MPs are accusing the government of applying different moral standards to the Bahrain Grand Prix and Euro 2012 in Ukraine.
Whereas government ministers boycotted England group games in Ukraine this summer, they did not call for a boycott of the Bahrain Grand Prix, which suggests there was no “logic” in their approach to the two major sporting events, according to the Commons foreign affairs committee.
The government’s Ukraine boycott was in protest at the imprisonment of opposition leader Yulia Tymoshenko and was in line with similar moves by other EU countries.
Bahrain’s hosting of F1 in April 2011 was controversial because it followed a crackdown on anti-government protests.
In a report, the all-party committee says: “Given the Bahraini authorities’ brutal repression of demonstrators in February and March 2011, we believe that Bahrain should have been designated as a country of concern in the FCO’s 2011 report on human rights and democracy.”
A Day at the Races – Foreign Correspondent Jonathan Miller at the Bahrain Grand Prix
The MPs say “political and strategic factors” coloured the decision not to list the kingdom alongside other states held responsible for human rights abuses.
The government was under pressure to support a boycott of the Grand Prix, with Labour leader Ed Miliband calling for it to be cancelled.
But David Cameron said at the time that: “Bahrain is not Syria, there is a process of reform under way and this government backs that reform and wants to help promote that reform”.
The committee says: “We find it difficult to discern any consistency of logic behind the government’s policy in not taking a public stance on whether sponsors, drivers or the media should boycott the Bahrain Grand Prix, but implementing at least a partial boycott of 2012 UEFA European football championship matches played in Ukraine.”
The MPs say they share the “unease” over the practice of deporting foreign nationals who are considered a threat to national security to countries where there is a risk of torture.
They say the practice, used most recently in the attempt to deport the radical preacher Abu Qatada to Jordan, would command greater confidence if the countries concerned had signed up to an international protocol requiring them to open up their places of detention to United Nations representatives.

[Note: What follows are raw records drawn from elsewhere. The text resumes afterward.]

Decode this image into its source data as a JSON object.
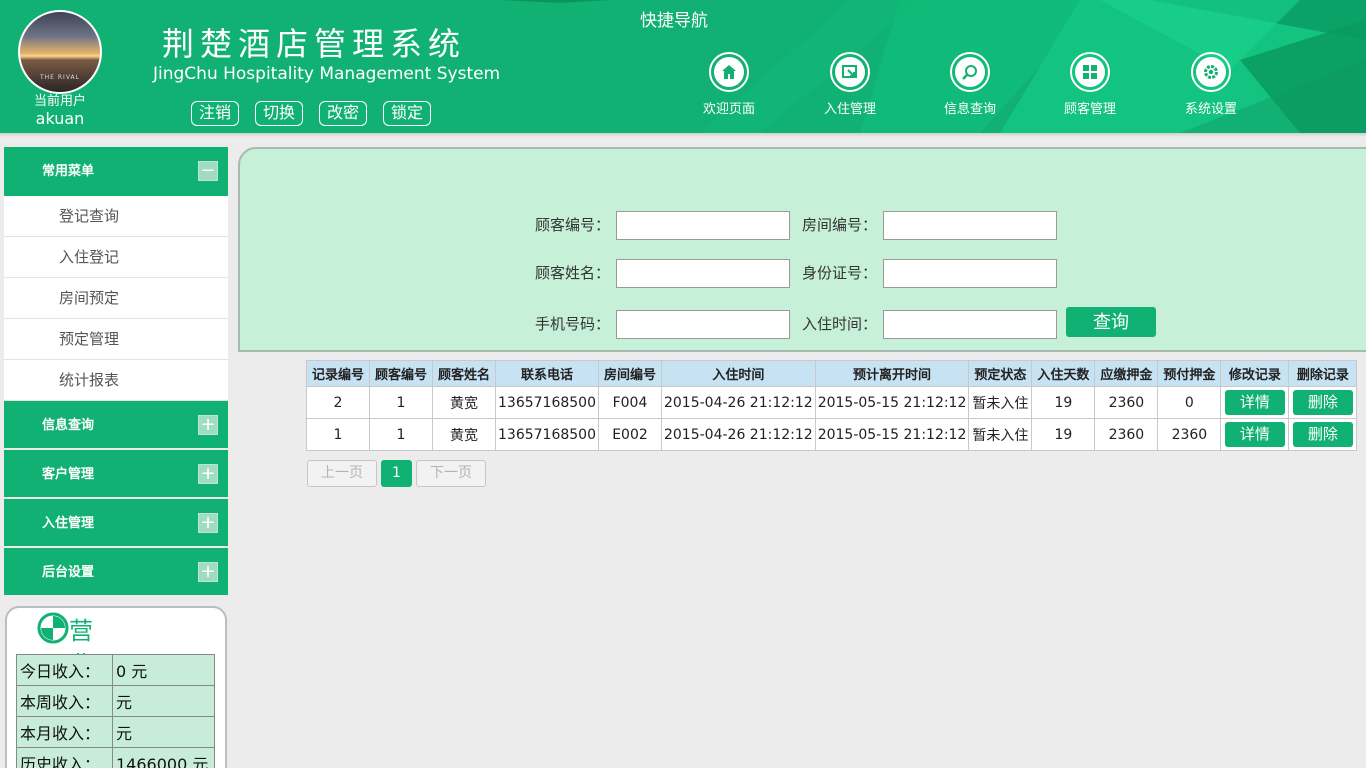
{
  "header": {
    "title_cn": "荆楚酒店管理系统",
    "title_en": "JingChu Hospitality Management System",
    "avatar_caption": "THE RIVAL",
    "current_user_label": "当前用户",
    "current_user": "akuan",
    "user_buttons": [
      "注销",
      "切换",
      "改密",
      "锁定"
    ],
    "quick_nav_title": "快捷导航",
    "nav": [
      {
        "label": "欢迎页面",
        "icon": "home-icon"
      },
      {
        "label": "入住管理",
        "icon": "checkin-icon"
      },
      {
        "label": "信息查询",
        "icon": "search-icon"
      },
      {
        "label": "顾客管理",
        "icon": "grid-icon"
      },
      {
        "label": "系统设置",
        "icon": "gear-icon"
      }
    ]
  },
  "sidebar": {
    "common_menu": "常用菜单",
    "common_items": [
      "登记查询",
      "入住登记",
      "房间预定",
      "预定管理",
      "统计报表"
    ],
    "sections": [
      "信息查询",
      "客户管理",
      "入住管理",
      "后台设置"
    ],
    "collapse_symbol": "−",
    "expand_symbol": "+"
  },
  "stats": {
    "title": "营业额统计",
    "rows": [
      {
        "label": "今日收入：",
        "value": "0 元"
      },
      {
        "label": "本周收入：",
        "value": "元"
      },
      {
        "label": "本月收入：",
        "value": "元"
      },
      {
        "label": "历史收入：",
        "value": "1466000 元"
      }
    ]
  },
  "search_form": {
    "customer_id_label": "顾客编号：",
    "room_id_label": "房间编号：",
    "customer_name_label": "顾客姓名：",
    "id_card_label": "身份证号：",
    "phone_label": "手机号码：",
    "checkin_time_label": "入住时间：",
    "query_button": "查询"
  },
  "table": {
    "headers": [
      "记录编号",
      "顾客编号",
      "顾客姓名",
      "联系电话",
      "房间编号",
      "入住时间",
      "预计离开时间",
      "预定状态",
      "入住天数",
      "应缴押金",
      "预付押金",
      "修改记录",
      "删除记录"
    ],
    "rows": [
      [
        "2",
        "1",
        "黄宽",
        "13657168500",
        "F004",
        "2015-04-26 21:12:12",
        "2015-05-15 21:12:12",
        "暂未入住",
        "19",
        "2360",
        "0"
      ],
      [
        "1",
        "1",
        "黄宽",
        "13657168500",
        "E002",
        "2015-04-26 21:12:12",
        "2015-05-15 21:12:12",
        "暂未入住",
        "19",
        "2360",
        "2360"
      ]
    ],
    "detail_button": "详情",
    "delete_button": "删除"
  },
  "pager": {
    "prev": "上一页",
    "current": "1",
    "next": "下一页"
  },
  "colors": {
    "primary": "#11b173",
    "panel": "#c6f0d8",
    "table_header": "#c7e3f3"
  }
}
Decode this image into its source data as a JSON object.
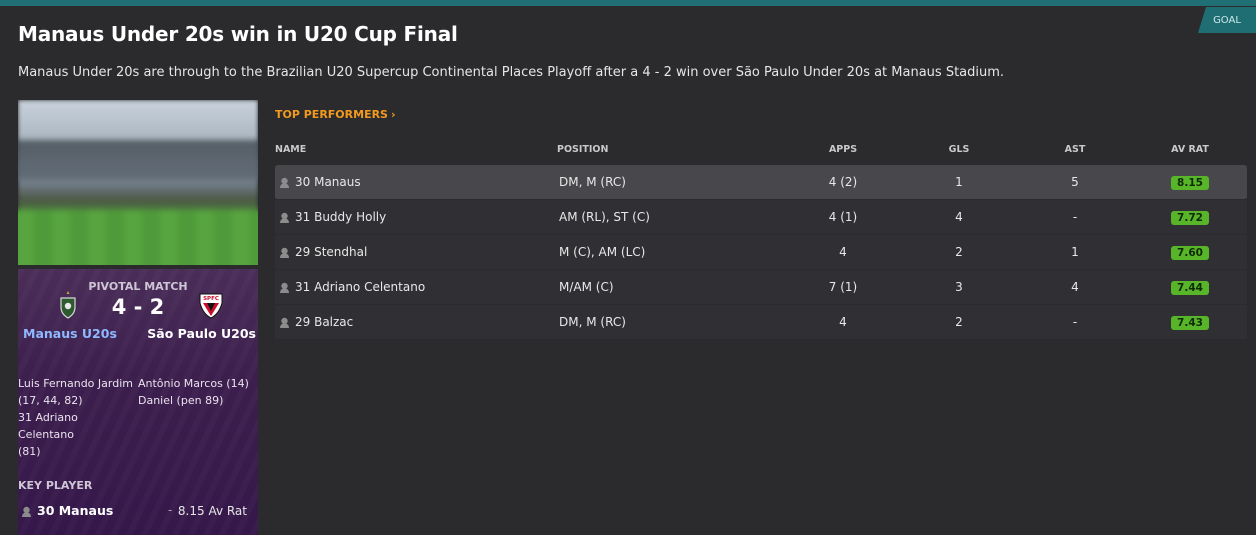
{
  "header": {
    "tag": "GOAL",
    "title": "Manaus Under 20s win in U20 Cup Final",
    "summary": "Manaus Under 20s are through to the Brazilian U20 Supercup Continental Places Playoff after a 4 - 2 win over São Paulo Under 20s at Manaus Stadium."
  },
  "pivotal_match": {
    "label": "PIVOTAL MATCH",
    "score": "4 - 2",
    "home_team": "Manaus U20s",
    "away_team": "São Paulo U20s",
    "home_crest_text": "",
    "away_crest_text": "SPFC",
    "home_scorers": [
      "Luis Fernando Jardim",
      "(17, 44, 82)",
      "31 Adriano Celentano",
      "(81)"
    ],
    "away_scorers": [
      "Antônio Marcos (14)",
      "Daniel (pen 89)"
    ],
    "key_player_label": "KEY PLAYER",
    "key_player_name": "30 Manaus",
    "key_player_dash": "-",
    "key_player_rating": "8.15 Av Rat"
  },
  "top_performers": {
    "link_label": "TOP PERFORMERS",
    "chevron": "›",
    "columns": {
      "name": "NAME",
      "position": "POSITION",
      "apps": "APPS",
      "gls": "GLS",
      "ast": "AST",
      "av_rat": "AV RAT"
    },
    "rows": [
      {
        "name": "30 Manaus",
        "position": "DM, M (RC)",
        "apps": "4 (2)",
        "gls": "1",
        "ast": "5",
        "av_rat": "8.15"
      },
      {
        "name": "31 Buddy Holly",
        "position": "AM (RL), ST (C)",
        "apps": "4 (1)",
        "gls": "4",
        "ast": "-",
        "av_rat": "7.72"
      },
      {
        "name": "29 Stendhal",
        "position": "M (C), AM (LC)",
        "apps": "4",
        "gls": "2",
        "ast": "1",
        "av_rat": "7.60"
      },
      {
        "name": "31 Adriano Celentano",
        "position": "M/AM (C)",
        "apps": "7 (1)",
        "gls": "3",
        "ast": "4",
        "av_rat": "7.44"
      },
      {
        "name": "29 Balzac",
        "position": "DM, M (RC)",
        "apps": "4",
        "gls": "2",
        "ast": "-",
        "av_rat": "7.43"
      }
    ]
  },
  "colors": {
    "accent_teal": "#1f6f75",
    "link_orange": "#f29a1d",
    "rating_green": "#58b52a",
    "pivotal_purple": "#3d1f4e",
    "home_team_blue": "#8fb8ff"
  },
  "icons": {
    "person": "person-icon",
    "home_crest": "manaus-crest-icon",
    "away_crest": "sao-paulo-crest-icon"
  }
}
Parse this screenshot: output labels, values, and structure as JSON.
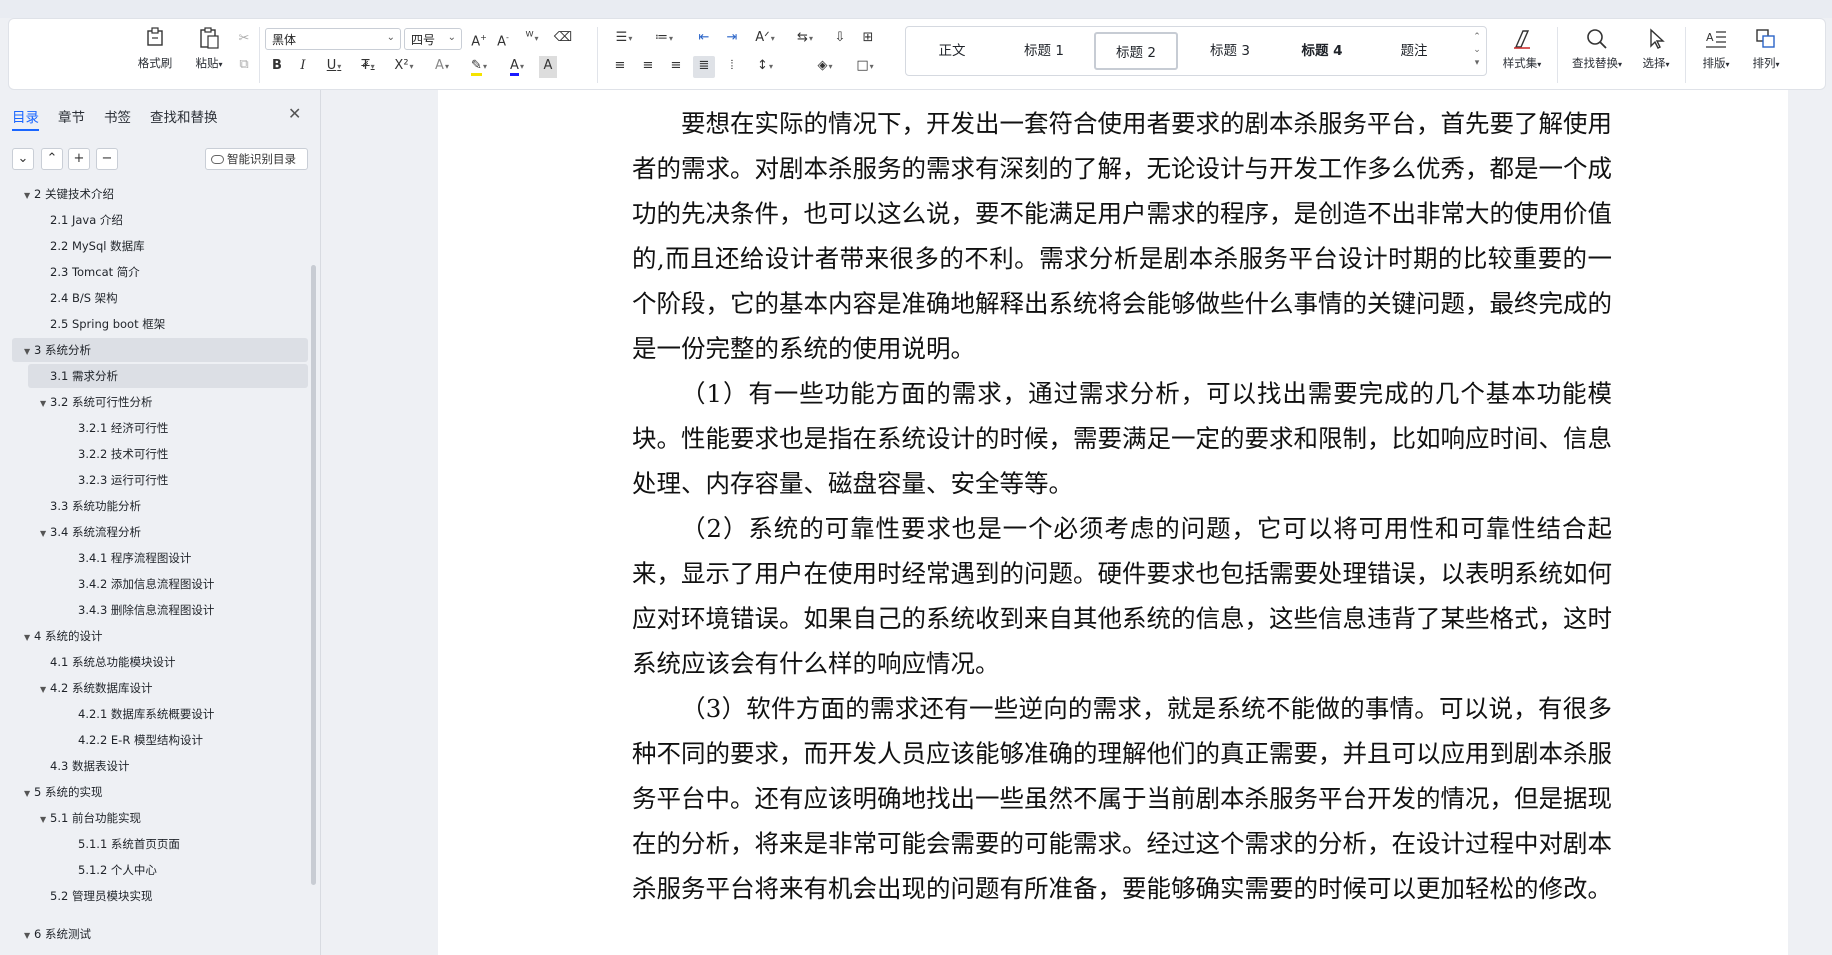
{
  "ribbon": {
    "format_painter": "格式刷",
    "paste": "粘贴",
    "font_name": "黑体",
    "font_size": "四号",
    "styles": [
      "正文",
      "标题 1",
      "标题 2",
      "标题 3",
      "标题 4",
      "题注"
    ],
    "style_set": "样式集",
    "find_replace": "查找替换",
    "select": "选择",
    "layout": "排版",
    "arrange": "排列"
  },
  "nav": {
    "tabs": [
      "目录",
      "章节",
      "书签",
      "查找和替换"
    ],
    "smart_toc": "智能识别目录",
    "items": [
      {
        "label": "2   关键技术介绍",
        "level": 0,
        "expand": true
      },
      {
        "label": "2.1 Java 介绍",
        "level": 1
      },
      {
        "label": "2.2 MySql 数据库",
        "level": 1
      },
      {
        "label": "2.3 Tomcat 简介",
        "level": 1
      },
      {
        "label": "2.4 B/S 架构",
        "level": 1
      },
      {
        "label": "2.5 Spring boot 框架",
        "level": 1
      },
      {
        "label": "3   系统分析",
        "level": 0,
        "expand": true,
        "highlight": true
      },
      {
        "label": "3.1 需求分析",
        "level": 1,
        "highlight": true
      },
      {
        "label": "3.2  系统可行性分析",
        "level": 1,
        "expand": true
      },
      {
        "label": "3.2.1 经济可行性",
        "level": 2
      },
      {
        "label": "3.2.2 技术可行性",
        "level": 2
      },
      {
        "label": "3.2.3 运行可行性",
        "level": 2
      },
      {
        "label": "3.3  系统功能分析",
        "level": 1
      },
      {
        "label": "3.4 系统流程分析",
        "level": 1,
        "expand": true
      },
      {
        "label": "3.4.1 程序流程图设计",
        "level": 2
      },
      {
        "label": "3.4.2 添加信息流程图设计",
        "level": 2
      },
      {
        "label": "3.4.3 删除信息流程图设计",
        "level": 2
      },
      {
        "label": "4   系统的设计",
        "level": 0,
        "expand": true
      },
      {
        "label": "4.1  系统总功能模块设计",
        "level": 1
      },
      {
        "label": "4.2  系统数据库设计",
        "level": 1,
        "expand": true
      },
      {
        "label": "4.2.1  数据库系统概要设计",
        "level": 2
      },
      {
        "label": "4.2.2 E-R 模型结构设计",
        "level": 2
      },
      {
        "label": "4.3 数据表设计",
        "level": 1
      },
      {
        "label": "5   系统的实现",
        "level": 0,
        "expand": true
      },
      {
        "label": "5.1 前台功能实现",
        "level": 1,
        "expand": true
      },
      {
        "label": "5.1.1 系统首页页面",
        "level": 2
      },
      {
        "label": "5.1.2 个人中心",
        "level": 2
      },
      {
        "label": "5.2 管理员模块实现",
        "level": 1
      },
      {
        "label": "6 系统测试",
        "level": 0,
        "expand": true,
        "gap": true
      }
    ]
  },
  "document": {
    "paragraphs": [
      "要想在实际的情况下，开发出一套符合使用者要求的剧本杀服务平台，首先要了解使用者的需求。对剧本杀服务的需求有深刻的了解，无论设计与开发工作多么优秀，都是一个成功的先决条件，也可以这么说，要不能满足用户需求的程序，是创造不出非常大的使用价值的,而且还给设计者带来很多的不利。需求分析是剧本杀服务平台设计时期的比较重要的一个阶段，它的基本内容是准确地解释出系统将会能够做些什么事情的关键问题，最终完成的是一份完整的系统的使用说明。",
      "（1）有一些功能方面的需求，通过需求分析，可以找出需要完成的几个基本功能模块。性能要求也是指在系统设计的时候，需要满足一定的要求和限制，比如响应时间、信息处理、内存容量、磁盘容量、安全等等。",
      "（2）系统的可靠性要求也是一个必须考虑的问题，它可以将可用性和可靠性结合起来，显示了用户在使用时经常遇到的问题。硬件要求也包括需要处理错误，以表明系统如何应对环境错误。如果自己的系统收到来自其他系统的信息，这些信息违背了某些格式，这时系统应该会有什么样的响应情况。",
      "（3）软件方面的需求还有一些逆向的需求，就是系统不能做的事情。可以说，有很多种不同的要求，而开发人员应该能够准确的理解他们的真正需要，并且可以应用到剧本杀服务平台中。还有应该明确地找出一些虽然不属于当前剧本杀服务平台开发的情况，但是据现在的分析，将来是非常可能会需要的可能需求。经过这个需求的分析，在设计过程中对剧本杀服务平台将来有机会出现的问题有所准备，要能够确实需要的时候可以更加轻松的修改。"
    ]
  }
}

The MPs also express concern about the way asylum seekers have been deported to countries such as Sri Lanka, despite fears they could face torture or abuse on their return.
There were “persistent allegations that asylum seekers who have been returned to Sri Lanka by the UK have suffered torture and ill-treatment”.
But the committee says: “When we tried to explore the issue, the government was not particularly forthcoming about its efforts, in general and in specific cases, to assess the level of risk to the safety of those who are removed from the UK. We found this unsatisfactory.”
The MPs call on the Foreign Office to take a more “energetic” approach to evaluating reports from the media and non-governmental organisations in assessing the risks of returning people to these countries.
The Foreign Office said in a statement that it would respond in full to the committee’s report at a later date, adding: “We promote human rights painstakingly and consistently.
“Our starting point for engagement on human rights with all countries is based on what is practical, realistic and achievable, although we are always ready to speak out as a matter of principle.”